• _YOUR INSTRUCTIONS_: Go through the records below line by line. Count the lines with "screenshot" and give the count alone.

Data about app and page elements
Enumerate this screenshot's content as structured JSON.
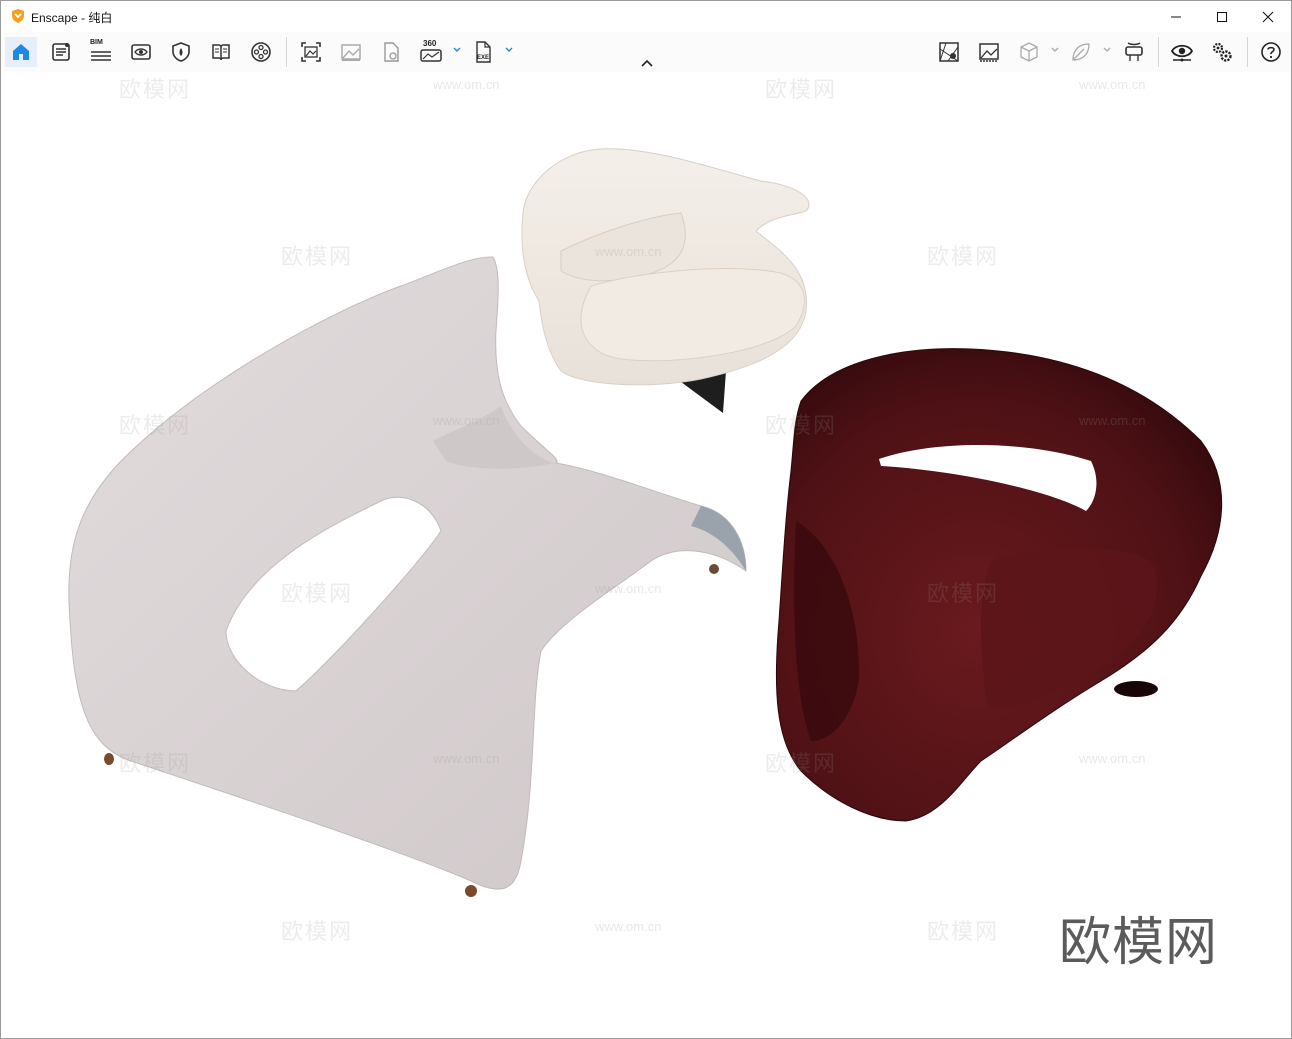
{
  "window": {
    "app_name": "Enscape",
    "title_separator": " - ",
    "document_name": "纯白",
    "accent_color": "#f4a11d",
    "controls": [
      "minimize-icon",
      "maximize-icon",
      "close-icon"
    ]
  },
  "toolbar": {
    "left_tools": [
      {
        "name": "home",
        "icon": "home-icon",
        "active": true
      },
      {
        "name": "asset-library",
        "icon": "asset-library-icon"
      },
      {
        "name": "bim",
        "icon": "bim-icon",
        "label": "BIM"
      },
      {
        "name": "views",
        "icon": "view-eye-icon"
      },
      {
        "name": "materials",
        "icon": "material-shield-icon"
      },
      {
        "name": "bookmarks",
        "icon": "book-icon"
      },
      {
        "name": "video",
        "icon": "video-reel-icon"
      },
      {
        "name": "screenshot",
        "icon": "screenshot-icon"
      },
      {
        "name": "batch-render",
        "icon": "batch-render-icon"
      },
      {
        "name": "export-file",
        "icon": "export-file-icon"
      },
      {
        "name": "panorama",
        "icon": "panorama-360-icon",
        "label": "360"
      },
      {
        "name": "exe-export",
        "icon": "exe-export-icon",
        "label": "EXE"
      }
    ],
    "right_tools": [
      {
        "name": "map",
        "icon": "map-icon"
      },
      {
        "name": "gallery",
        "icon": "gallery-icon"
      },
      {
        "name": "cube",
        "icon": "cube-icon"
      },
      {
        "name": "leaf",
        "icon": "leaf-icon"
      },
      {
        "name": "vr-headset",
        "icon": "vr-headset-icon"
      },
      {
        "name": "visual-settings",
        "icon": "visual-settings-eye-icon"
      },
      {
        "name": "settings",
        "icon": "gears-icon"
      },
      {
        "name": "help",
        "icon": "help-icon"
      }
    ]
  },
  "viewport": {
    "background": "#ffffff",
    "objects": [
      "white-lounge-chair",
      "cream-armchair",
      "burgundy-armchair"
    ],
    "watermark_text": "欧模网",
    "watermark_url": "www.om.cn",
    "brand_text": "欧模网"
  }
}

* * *

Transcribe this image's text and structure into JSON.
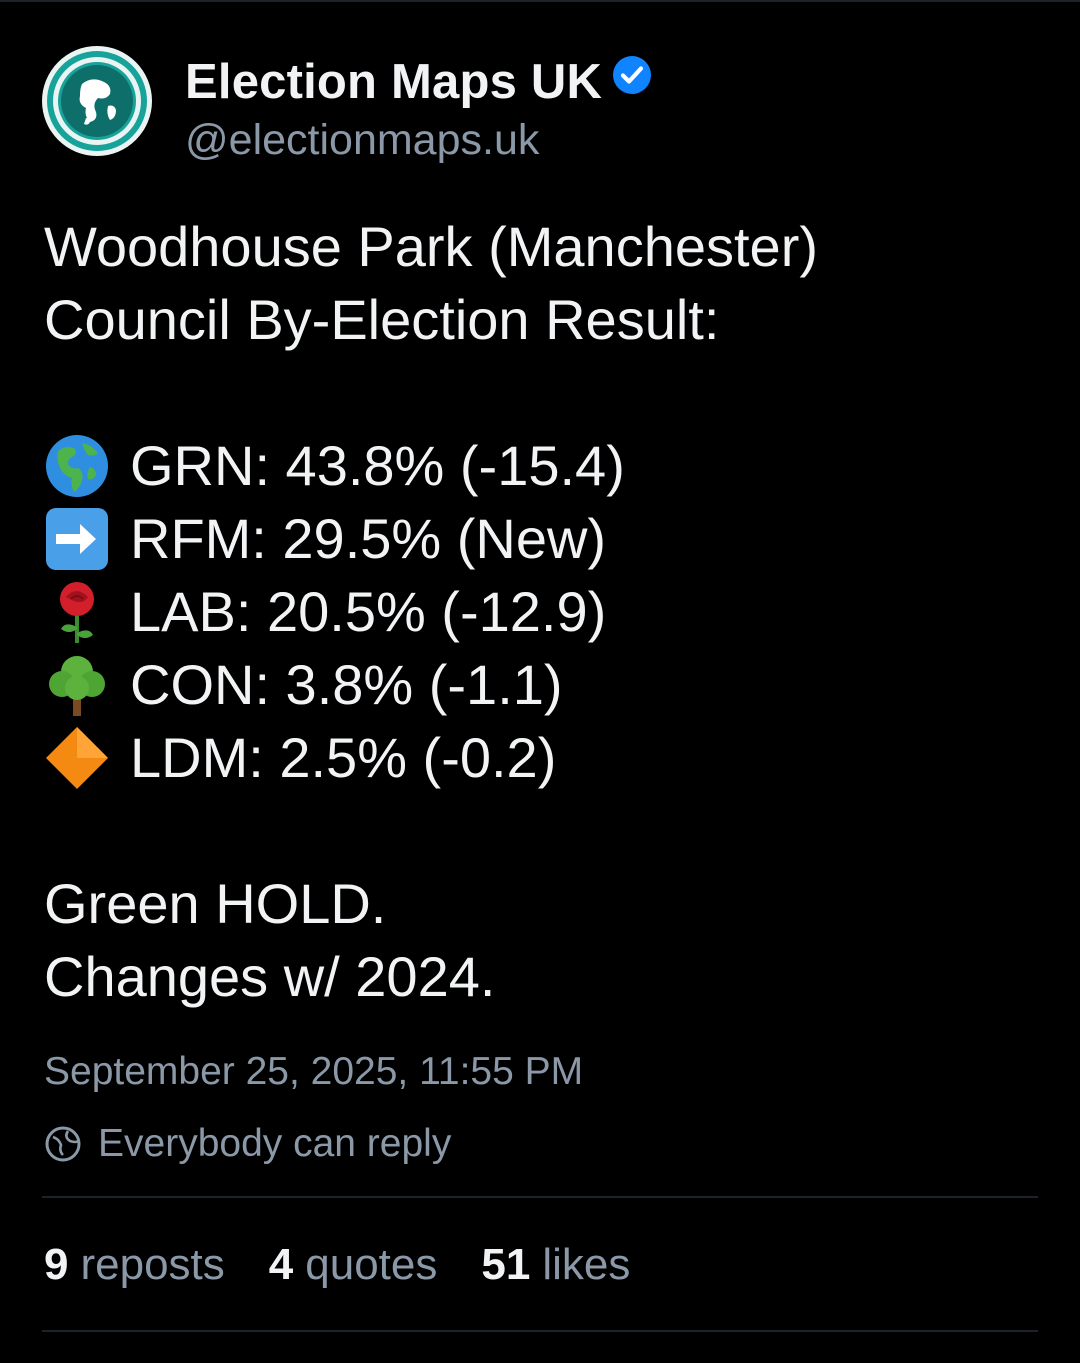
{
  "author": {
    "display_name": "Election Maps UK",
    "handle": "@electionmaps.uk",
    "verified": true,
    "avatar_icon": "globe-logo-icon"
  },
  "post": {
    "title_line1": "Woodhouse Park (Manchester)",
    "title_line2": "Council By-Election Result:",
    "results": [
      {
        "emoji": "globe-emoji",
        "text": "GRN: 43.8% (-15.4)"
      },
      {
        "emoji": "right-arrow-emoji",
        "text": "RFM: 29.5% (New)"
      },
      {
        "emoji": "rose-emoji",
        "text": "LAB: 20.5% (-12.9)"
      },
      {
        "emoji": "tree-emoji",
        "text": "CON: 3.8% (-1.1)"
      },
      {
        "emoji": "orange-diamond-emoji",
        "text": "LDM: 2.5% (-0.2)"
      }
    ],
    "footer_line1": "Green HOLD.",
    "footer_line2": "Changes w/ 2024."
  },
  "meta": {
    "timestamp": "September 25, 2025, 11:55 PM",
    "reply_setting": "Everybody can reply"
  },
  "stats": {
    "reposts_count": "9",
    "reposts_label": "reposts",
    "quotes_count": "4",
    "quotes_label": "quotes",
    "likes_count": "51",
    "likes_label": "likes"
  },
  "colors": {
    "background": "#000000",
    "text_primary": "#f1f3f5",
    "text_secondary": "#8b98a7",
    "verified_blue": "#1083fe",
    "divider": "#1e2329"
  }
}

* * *

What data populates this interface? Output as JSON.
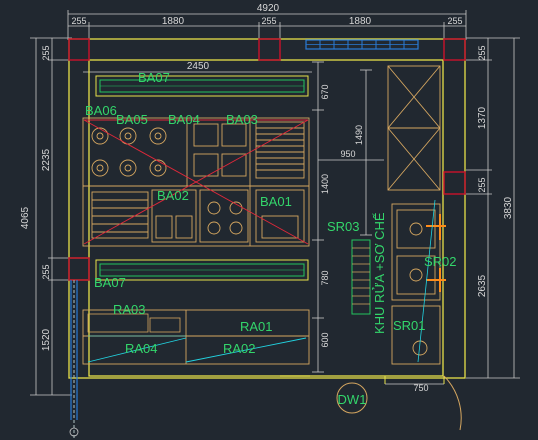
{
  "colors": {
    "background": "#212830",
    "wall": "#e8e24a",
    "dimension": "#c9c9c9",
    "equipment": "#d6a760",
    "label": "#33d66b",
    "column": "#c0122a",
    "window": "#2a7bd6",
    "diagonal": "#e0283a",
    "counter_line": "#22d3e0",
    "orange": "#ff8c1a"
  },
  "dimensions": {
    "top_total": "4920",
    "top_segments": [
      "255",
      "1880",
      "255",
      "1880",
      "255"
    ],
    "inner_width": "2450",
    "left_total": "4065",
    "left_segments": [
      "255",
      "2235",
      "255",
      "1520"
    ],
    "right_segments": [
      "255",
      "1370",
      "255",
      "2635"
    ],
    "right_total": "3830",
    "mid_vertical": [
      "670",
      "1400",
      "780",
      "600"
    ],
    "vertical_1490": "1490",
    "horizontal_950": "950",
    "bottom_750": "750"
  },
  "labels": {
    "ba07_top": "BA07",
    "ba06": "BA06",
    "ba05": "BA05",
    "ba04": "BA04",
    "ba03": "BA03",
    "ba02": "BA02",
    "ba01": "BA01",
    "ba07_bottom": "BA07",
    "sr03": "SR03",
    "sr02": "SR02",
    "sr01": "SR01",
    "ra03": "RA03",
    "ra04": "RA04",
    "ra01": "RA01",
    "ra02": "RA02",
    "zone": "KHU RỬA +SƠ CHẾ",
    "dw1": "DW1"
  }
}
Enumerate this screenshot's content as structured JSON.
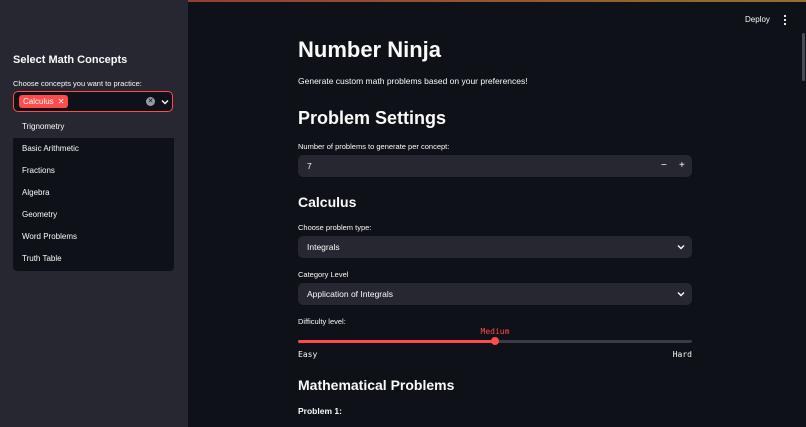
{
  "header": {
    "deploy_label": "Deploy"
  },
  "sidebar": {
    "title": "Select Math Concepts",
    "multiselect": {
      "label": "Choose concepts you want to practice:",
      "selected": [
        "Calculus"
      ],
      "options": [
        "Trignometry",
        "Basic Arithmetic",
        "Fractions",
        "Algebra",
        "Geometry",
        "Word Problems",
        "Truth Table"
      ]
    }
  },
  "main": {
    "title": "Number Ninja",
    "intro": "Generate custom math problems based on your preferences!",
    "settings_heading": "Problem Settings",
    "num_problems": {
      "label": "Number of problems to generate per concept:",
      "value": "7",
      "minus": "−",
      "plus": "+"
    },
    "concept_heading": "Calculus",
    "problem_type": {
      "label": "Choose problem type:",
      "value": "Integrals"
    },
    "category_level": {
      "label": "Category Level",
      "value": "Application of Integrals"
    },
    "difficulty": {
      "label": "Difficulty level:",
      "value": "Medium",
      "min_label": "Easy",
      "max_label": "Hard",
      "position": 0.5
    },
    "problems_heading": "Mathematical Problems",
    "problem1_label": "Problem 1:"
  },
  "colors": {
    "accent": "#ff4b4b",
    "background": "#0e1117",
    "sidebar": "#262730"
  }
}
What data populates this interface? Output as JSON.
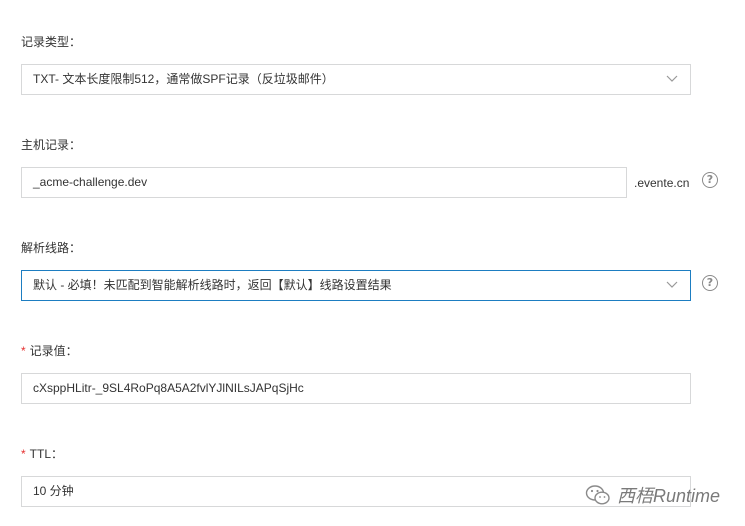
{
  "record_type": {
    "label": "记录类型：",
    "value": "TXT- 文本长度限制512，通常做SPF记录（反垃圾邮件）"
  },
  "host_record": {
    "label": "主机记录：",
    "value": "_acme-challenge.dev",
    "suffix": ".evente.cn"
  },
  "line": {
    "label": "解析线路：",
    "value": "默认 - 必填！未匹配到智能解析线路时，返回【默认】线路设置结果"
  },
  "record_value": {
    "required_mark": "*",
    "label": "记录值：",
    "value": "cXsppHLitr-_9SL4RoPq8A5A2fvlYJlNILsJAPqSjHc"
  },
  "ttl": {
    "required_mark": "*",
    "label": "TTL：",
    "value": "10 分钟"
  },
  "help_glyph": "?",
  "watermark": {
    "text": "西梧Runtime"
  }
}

• _RESPONSE BELOW_: 4